(Data records for software interfaces)
====

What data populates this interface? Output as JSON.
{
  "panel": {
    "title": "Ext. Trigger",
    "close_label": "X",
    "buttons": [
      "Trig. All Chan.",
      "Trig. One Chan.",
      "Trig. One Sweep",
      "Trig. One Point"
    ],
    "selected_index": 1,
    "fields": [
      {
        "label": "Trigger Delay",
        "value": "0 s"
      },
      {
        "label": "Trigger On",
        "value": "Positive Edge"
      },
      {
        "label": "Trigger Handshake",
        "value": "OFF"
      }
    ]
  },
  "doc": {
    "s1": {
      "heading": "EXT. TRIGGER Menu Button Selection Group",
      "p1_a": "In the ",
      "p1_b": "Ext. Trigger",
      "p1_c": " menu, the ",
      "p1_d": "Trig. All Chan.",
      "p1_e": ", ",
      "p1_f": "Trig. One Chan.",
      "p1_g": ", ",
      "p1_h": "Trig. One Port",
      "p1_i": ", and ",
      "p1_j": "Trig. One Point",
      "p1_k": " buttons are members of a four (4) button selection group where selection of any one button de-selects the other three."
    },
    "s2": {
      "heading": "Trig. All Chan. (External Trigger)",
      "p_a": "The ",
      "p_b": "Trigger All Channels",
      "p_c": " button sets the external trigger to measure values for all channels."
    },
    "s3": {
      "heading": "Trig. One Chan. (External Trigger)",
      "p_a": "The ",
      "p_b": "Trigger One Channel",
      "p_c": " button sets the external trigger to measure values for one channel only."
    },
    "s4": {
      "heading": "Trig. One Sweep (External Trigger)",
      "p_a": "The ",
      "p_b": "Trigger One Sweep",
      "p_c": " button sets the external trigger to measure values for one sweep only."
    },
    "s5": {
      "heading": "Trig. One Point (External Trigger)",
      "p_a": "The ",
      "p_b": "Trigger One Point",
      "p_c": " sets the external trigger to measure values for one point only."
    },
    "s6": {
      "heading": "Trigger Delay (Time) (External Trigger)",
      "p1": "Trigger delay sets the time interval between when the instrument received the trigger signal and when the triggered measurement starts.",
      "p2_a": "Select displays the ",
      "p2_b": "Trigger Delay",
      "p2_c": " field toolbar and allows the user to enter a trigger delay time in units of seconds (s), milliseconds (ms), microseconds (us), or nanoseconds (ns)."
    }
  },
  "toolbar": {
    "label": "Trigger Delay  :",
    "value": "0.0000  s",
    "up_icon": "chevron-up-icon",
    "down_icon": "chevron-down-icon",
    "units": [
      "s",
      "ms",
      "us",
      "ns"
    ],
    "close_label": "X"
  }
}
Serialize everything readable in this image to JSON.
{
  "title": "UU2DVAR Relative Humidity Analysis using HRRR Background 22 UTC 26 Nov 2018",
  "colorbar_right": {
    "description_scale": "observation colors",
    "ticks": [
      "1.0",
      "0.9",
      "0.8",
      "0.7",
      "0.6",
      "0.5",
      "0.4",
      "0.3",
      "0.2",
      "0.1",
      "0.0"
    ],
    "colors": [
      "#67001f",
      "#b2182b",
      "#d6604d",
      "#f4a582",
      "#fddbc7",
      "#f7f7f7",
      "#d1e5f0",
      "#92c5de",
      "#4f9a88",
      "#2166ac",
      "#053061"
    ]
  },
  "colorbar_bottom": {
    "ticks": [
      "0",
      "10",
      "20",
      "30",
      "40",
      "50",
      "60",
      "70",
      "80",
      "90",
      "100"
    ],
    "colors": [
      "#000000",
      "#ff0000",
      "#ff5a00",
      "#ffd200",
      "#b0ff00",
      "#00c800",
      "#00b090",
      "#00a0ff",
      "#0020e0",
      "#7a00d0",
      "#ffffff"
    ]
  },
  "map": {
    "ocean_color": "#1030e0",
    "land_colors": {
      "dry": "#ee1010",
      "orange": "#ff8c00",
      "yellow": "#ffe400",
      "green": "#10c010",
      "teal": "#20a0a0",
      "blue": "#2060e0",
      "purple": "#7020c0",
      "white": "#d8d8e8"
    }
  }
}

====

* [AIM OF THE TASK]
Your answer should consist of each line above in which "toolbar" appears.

* [WRITTEN ANSWER]
      "p2_c": " field toolbar and allows the user to enter a trigger delay time in units of seconds (s), milliseconds (ms), microseconds (us), or nanoseconds (ns)."
  "toolbar": {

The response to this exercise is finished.